As a journalist you also have to prepare for online trolling, calling you names on social media for stories they do not agree with how you covered. I have learnt to take it under my stride becauseJesus didn’t die on the cross for me to be scared and sad, man! Journalism also tries you as a woman in ways that are different. You report on children and women who are going through issues that makes you ache for them as a mother or a sister would her own blood. It gets very difficult to be objective under such circumstances.

I found myself in this situation when I lost my only sisterto HIV after years of her being abused. I lost her to the culture which normalized subjugation of women. Yet, there was nothing I could do, then. Even in fighting for her children who she left after that, I was surprised that the same issues my mother was facing in the 90s when I was a young child running after her in the village were the same I was facing. The fact that I was not married made me a wrong parent as opposed to the same family that abused her to her grave.

I have been awarded many time for my reporting in gender, science environmental and youth issues and this somehow encourages me to stick to this career.

It also adds to my credibility, and I can assure you that this growth came from those sexist individuals who I chose to keep at a distance but not in my usual “get out of my face” style.

This is not to say, there wasn’t a single soul who held fort for me. I still fall back for support on my superiors  who have become like father and mothers in that field.

Now that I have mentioned mother and father, my definition of family comes to my mind.
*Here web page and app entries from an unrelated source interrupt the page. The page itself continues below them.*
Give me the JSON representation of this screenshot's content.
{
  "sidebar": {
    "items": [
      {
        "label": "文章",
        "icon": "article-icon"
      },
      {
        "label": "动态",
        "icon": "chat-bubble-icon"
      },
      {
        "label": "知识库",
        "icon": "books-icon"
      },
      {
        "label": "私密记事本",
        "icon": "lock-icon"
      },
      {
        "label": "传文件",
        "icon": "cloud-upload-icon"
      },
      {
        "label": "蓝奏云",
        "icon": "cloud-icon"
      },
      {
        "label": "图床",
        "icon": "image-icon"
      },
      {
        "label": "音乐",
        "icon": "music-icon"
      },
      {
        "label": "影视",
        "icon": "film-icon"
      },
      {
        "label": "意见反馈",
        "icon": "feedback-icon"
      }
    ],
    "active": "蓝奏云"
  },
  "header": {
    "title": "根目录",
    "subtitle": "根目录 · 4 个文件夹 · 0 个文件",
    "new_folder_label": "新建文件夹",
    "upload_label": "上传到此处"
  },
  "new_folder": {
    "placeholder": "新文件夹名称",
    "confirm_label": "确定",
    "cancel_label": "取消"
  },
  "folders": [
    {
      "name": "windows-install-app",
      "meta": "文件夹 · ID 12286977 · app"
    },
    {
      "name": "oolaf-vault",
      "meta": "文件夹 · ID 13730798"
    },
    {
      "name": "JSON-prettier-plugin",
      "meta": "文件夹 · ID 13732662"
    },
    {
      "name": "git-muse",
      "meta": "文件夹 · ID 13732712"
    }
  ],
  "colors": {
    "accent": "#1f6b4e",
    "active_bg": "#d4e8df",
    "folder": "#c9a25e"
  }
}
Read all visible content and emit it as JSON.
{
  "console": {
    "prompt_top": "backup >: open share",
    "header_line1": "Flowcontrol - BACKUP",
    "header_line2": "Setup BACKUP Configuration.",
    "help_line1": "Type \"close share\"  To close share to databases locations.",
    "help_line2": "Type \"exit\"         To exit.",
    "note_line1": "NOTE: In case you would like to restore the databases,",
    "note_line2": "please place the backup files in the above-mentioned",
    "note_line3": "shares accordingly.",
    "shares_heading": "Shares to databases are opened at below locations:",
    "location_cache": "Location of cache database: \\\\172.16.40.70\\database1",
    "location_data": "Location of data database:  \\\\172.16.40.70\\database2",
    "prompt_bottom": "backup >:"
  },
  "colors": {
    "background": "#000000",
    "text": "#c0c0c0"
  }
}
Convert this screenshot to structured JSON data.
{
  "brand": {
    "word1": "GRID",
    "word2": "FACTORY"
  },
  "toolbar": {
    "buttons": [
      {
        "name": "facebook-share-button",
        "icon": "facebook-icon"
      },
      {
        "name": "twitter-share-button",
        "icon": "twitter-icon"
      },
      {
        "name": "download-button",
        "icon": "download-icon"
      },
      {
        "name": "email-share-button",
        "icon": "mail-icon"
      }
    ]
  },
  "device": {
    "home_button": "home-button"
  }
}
Family can be people who are not even related to you by blood.

I have a foster family who, strangely, come from another tribe that normally does not get along with the tribe that I come from.They sheltered me when I was homeless, sticking up to me when situations were tough and believing in convictions of covering stories which would otherwise rustle up political feathers.

Most importantly, family (whatever definition you have for it) is important in a job and a life such as mine. Sometimes I get overwhelmed by what I see. My employers would offer counselling but nothing beats a supportive family when you cannot gather the strength to get out of bed, traumatised by your own memories of what you see in the field.

The times have passed and I am now completing my Masters degree in Global media and communication from the London School of Economics and Political Science. I cannot wait to go back to the field as a reporter and apply all the theoretical things that I learnt in school.

Note: When asked about not wearing enough warm clothes, Verah responds in her usual form:
“Man, I have survived three presidents of Kenya, what is this winter then! I can survive everything. Trust me on that!”